> **Task instructions**
Type the records out again in full, exactly.

(Stored items from a collection)

=======

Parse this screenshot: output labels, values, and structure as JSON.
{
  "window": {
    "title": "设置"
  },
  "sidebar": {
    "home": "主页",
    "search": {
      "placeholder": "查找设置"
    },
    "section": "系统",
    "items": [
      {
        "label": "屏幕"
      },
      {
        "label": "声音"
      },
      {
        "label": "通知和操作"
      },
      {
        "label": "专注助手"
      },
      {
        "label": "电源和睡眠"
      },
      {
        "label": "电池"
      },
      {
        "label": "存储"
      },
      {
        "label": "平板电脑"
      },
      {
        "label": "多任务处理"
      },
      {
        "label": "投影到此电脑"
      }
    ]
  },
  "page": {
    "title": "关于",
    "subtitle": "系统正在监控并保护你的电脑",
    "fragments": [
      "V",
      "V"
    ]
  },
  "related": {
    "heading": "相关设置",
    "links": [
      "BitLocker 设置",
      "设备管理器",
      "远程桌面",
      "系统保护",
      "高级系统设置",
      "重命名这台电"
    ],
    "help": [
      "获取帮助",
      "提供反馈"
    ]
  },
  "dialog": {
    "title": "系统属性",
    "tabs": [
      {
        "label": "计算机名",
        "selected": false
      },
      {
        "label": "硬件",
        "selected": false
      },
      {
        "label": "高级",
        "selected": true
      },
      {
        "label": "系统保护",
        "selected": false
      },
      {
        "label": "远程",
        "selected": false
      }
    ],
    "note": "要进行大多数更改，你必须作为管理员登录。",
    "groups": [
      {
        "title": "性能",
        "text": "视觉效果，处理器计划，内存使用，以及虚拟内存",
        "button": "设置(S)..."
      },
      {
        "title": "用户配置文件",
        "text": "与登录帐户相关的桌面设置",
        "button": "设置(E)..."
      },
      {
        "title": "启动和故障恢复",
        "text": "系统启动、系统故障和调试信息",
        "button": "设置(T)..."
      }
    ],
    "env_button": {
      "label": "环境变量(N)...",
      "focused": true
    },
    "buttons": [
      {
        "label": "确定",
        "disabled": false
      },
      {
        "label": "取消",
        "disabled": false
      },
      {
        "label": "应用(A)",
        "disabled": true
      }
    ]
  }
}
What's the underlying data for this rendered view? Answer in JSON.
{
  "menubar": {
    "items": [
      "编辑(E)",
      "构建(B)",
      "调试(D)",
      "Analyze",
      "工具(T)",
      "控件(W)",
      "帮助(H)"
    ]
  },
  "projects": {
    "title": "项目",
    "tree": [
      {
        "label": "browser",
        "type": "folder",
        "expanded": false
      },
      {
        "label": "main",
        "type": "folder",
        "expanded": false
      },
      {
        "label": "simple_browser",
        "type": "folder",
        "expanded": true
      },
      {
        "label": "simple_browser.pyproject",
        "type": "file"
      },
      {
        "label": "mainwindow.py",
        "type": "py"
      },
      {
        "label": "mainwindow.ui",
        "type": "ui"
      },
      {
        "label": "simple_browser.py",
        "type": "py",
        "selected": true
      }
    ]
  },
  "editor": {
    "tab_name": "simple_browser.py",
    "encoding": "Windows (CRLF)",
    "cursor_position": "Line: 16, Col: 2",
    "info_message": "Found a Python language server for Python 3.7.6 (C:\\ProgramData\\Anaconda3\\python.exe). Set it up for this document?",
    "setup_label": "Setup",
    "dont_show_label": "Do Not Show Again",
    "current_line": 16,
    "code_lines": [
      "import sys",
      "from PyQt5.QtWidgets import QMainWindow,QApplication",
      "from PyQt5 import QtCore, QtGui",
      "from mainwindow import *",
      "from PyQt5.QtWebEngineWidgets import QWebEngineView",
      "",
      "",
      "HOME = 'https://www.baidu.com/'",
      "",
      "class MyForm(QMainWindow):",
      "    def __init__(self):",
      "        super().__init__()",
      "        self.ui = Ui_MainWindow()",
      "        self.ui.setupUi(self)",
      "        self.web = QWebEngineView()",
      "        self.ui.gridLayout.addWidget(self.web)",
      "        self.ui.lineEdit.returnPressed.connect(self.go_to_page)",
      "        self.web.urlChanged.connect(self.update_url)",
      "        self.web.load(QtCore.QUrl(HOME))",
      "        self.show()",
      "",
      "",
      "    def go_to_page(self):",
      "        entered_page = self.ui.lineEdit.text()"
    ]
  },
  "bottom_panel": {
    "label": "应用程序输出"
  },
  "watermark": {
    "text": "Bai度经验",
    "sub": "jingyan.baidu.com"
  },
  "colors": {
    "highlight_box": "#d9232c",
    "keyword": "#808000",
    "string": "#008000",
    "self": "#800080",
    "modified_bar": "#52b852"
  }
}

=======

> **Task response**
Parse this screenshot: output labels, values, and structure as JSON.
{
  "window": {
    "title": "设置"
  },
  "sidebar": {
    "home": "主页",
    "search": {
      "placeholder": "查找设置"
    },
    "section": "系统",
    "items": [
      {
        "label": "屏幕"
      },
      {
        "label": "声音"
      },
      {
        "label": "通知和操作"
      },
      {
        "label": "专注助手"
      },
      {
        "label": "电源和睡眠"
      },
      {
        "label": "电池"
      },
      {
        "label": "存储"
      },
      {
        "label": "平板电脑"
      },
      {
        "label": "多任务处理"
      },
      {
        "label": "投影到此电脑"
      }
    ]
  },
  "page": {
    "title": "关于",
    "subtitle": "系统正在监控并保护你的电脑",
    "fragments": [
      "V",
      "V"
    ]
  },
  "related": {
    "heading": "相关设置",
    "links": [
      "BitLocker 设置",
      "设备管理器",
      "远程桌面",
      "系统保护",
      "高级系统设置",
      "重命名这台电"
    ],
    "help": [
      "获取帮助",
      "提供反馈"
    ]
  },
  "dialog": {
    "title": "系统属性",
    "tabs": [
      {
        "label": "计算机名",
        "selected": false
      },
      {
        "label": "硬件",
        "selected": false
      },
      {
        "label": "高级",
        "selected": true
      },
      {
        "label": "系统保护",
        "selected": false
      },
      {
        "label": "远程",
        "selected": false
      }
    ],
    "note": "要进行大多数更改，你必须作为管理员登录。",
    "groups": [
      {
        "title": "性能",
        "text": "视觉效果，处理器计划，内存使用，以及虚拟内存",
        "button": "设置(S)..."
      },
      {
        "title": "用户配置文件",
        "text": "与登录帐户相关的桌面设置",
        "button": "设置(E)..."
      },
      {
        "title": "启动和故障恢复",
        "text": "系统启动、系统故障和调试信息",
        "button": "设置(T)..."
      }
    ],
    "env_button": {
      "label": "环境变量(N)...",
      "focused": true
    },
    "buttons": [
      {
        "label": "确定",
        "disabled": false
      },
      {
        "label": "取消",
        "disabled": false
      },
      {
        "label": "应用(A)",
        "disabled": true
      }
    ]
  }
}
What's the underlying data for this rendered view? Answer in JSON.
{
  "menubar": {
    "items": [
      "编辑(E)",
      "构建(B)",
      "调试(D)",
      "Analyze",
      "工具(T)",
      "控件(W)",
      "帮助(H)"
    ]
  },
  "projects": {
    "title": "项目",
    "tree": [
      {
        "label": "browser",
        "type": "folder",
        "expanded": false
      },
      {
        "label": "main",
        "type": "folder",
        "expanded": false
      },
      {
        "label": "simple_browser",
        "type": "folder",
        "expanded": true
      },
      {
        "label": "simple_browser.pyproject",
        "type": "file"
      },
      {
        "label": "mainwindow.py",
        "type": "py"
      },
      {
        "label": "mainwindow.ui",
        "type": "ui"
      },
      {
        "label": "simple_browser.py",
        "type": "py",
        "selected": true
      }
    ]
  },
  "editor": {
    "tab_name": "simple_browser.py",
    "encoding": "Windows (CRLF)",
    "cursor_position": "Line: 16, Col: 2",
    "info_message": "Found a Python language server for Python 3.7.6 (C:\\ProgramData\\Anaconda3\\python.exe). Set it up for this document?",
    "setup_label": "Setup",
    "dont_show_label": "Do Not Show Again",
    "current_line": 16,
    "code_lines": [
      "import sys",
      "from PyQt5.QtWidgets import QMainWindow,QApplication",
      "from PyQt5 import QtCore, QtGui",
      "from mainwindow import *",
      "from PyQt5.QtWebEngineWidgets import QWebEngineView",
      "",
      "",
      "HOME = 'https://www.baidu.com/'",
      "",
      "class MyForm(QMainWindow):",
      "    def __init__(self):",
      "        super().__init__()",
      "        self.ui = Ui_MainWindow()",
      "        self.ui.setupUi(self)",
      "        self.web = QWebEngineView()",
      "        self.ui.gridLayout.addWidget(self.web)",
      "        self.ui.lineEdit.returnPressed.connect(self.go_to_page)",
      "        self.web.urlChanged.connect(self.update_url)",
      "        self.web.load(QtCore.QUrl(HOME))",
      "        self.show()",
      "",
      "",
      "    def go_to_page(self):",
      "        entered_page = self.ui.lineEdit.text()"
    ]
  },
  "bottom_panel": {
    "label": "应用程序输出"
  },
  "watermark": {
    "text": "Bai度经验",
    "sub": "jingyan.baidu.com"
  },
  "colors": {
    "highlight_box": "#d9232c",
    "keyword": "#808000",
    "string": "#008000",
    "self": "#800080",
    "modified_bar": "#52b852"
  }
}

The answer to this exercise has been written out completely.